BY LAUREL ROSENHALL
The sandwich baggie brimming with buds is gradually becoming a thing of the past in California. In its place, an era of name-brand marijuana is emerging.
Celebrities—including actress Whoopi Goldberg, rapper Snoop Dogg, rocker Melissa Etheridge and the family of reggae legend Bob Marley—are branding their own herb. Law firms have sprouted to help marijuana sellers brand their goods. Pretty packages of cannabis-infused products bear labels like “Highland Pantry” (almond butter), “Madame Munchie” (cookies) and “Sweet ReLeaf” (skin cream).
Branded pot products gained footing in recent years as California sanctioned medical use of marijuana, and other states began permitting recreational use. Now that California voters have approved a ballot measure allowing all adults to use the drug, cannabis businesses want more authority to brand their products.
But officially trademarking marijuana is a tricky legal task. The federal government still considers it an illegal drug, and won’t grant patents or trademarks for pot or anything made from it. Cannabis brands fear they are at risk of being copied. So marijuana businesses in California—eyeing what could become a $6.4 billion industry—have turned to the state government for help.
“Not being able to trademark your brand is a huge setback if you’re trying to get capital investment,” said Nate Bradley, who lobbies for marijuana sellers as the executive director of California Cannabis Industry Association. “If you’re not able to protect what you’re asking people to invest in, you’re not likely to get investments.”
A bill recently introduced in the Legislature would create a state-level trademark for California cannabis products, providing marijuana businesses new legal protections and greater access to cash from investors as the state ushers in a sanctioned commercial marketplace.

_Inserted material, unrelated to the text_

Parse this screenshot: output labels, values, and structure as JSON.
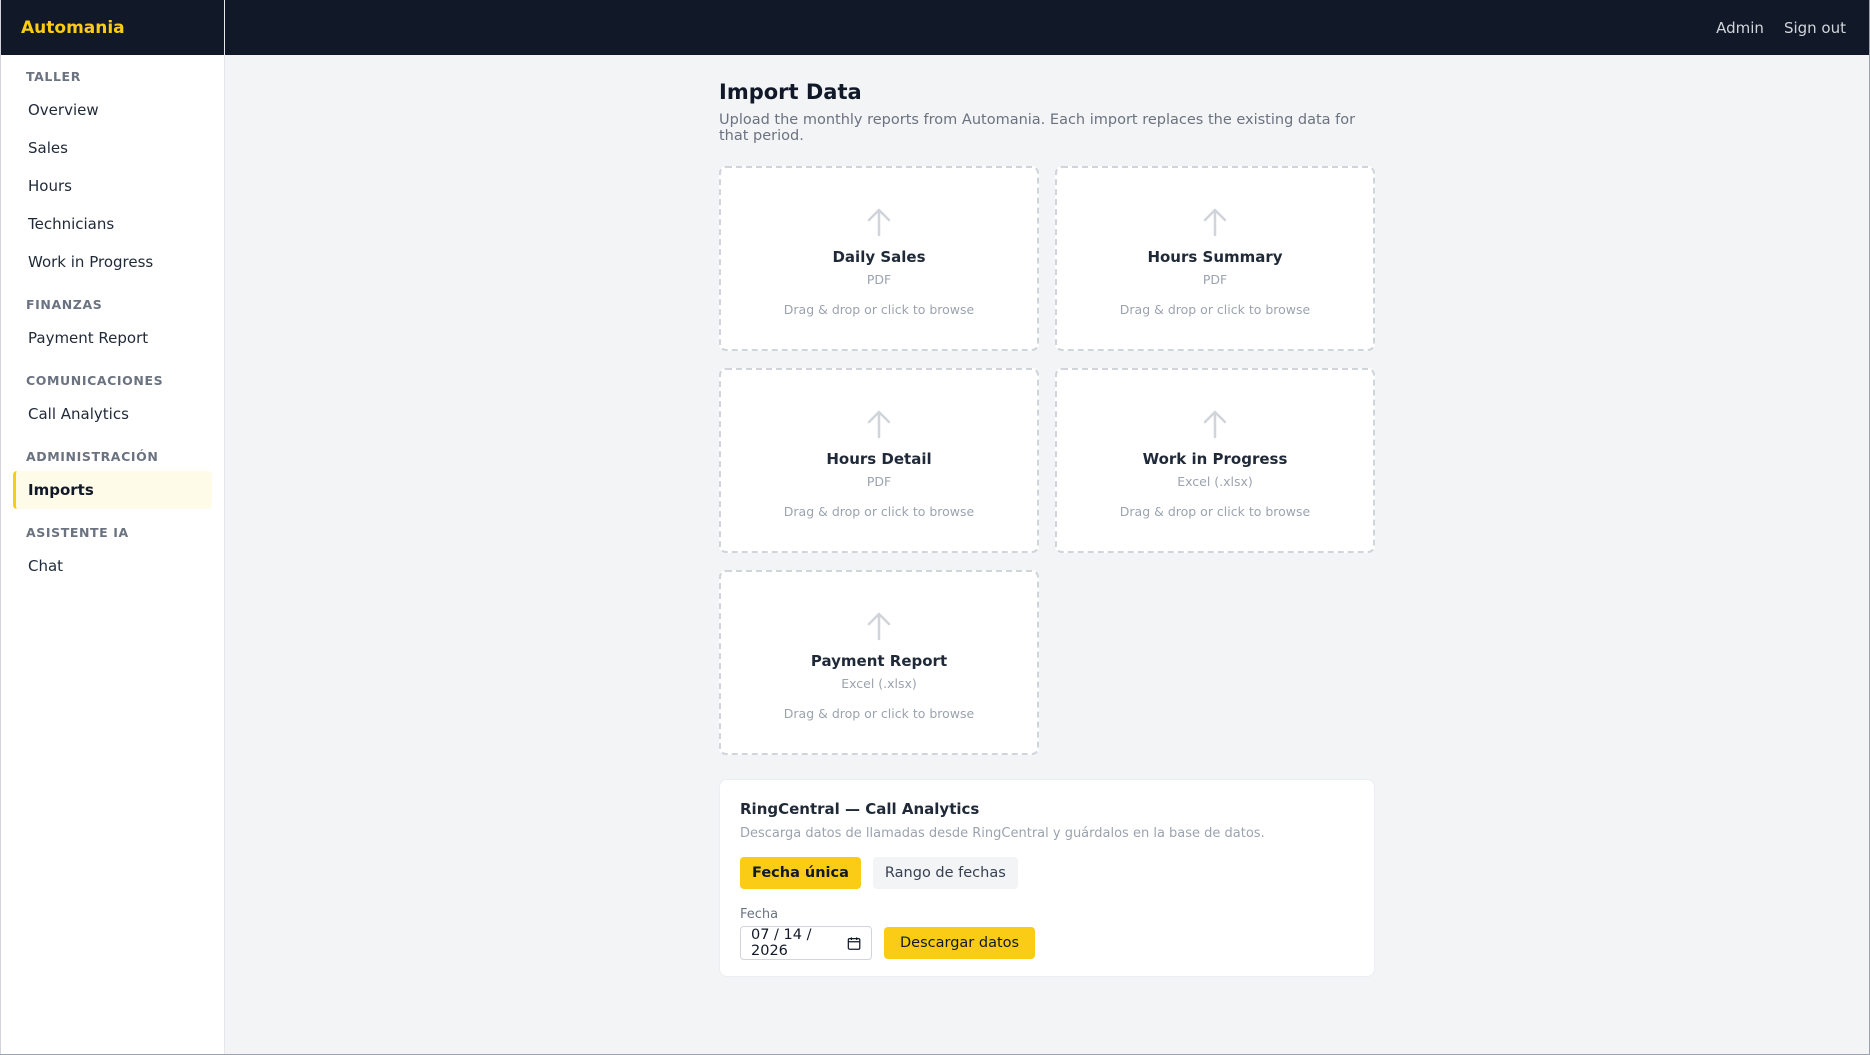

The California Secretary of State already has the power to register state-level trademarks, but only for items recognized by federal trademark law. Assembly Bill 64 would change that by allowing the Secretary of State to register trademarks for cannabis goods and services.
“Cannabis businesses are like other businesses, lawful and regulated. They should be able to protect their intellectual property,” said bill author Assemblyman Rob Bonta, a Democrat from Alameda.
THE REMAINDER OF THE ARTICLE CAN BE FOUND AT: https://calmatters.org/articles/branding-bud-marijuana-companies-want-california-to-issue-trademarks-for-pot/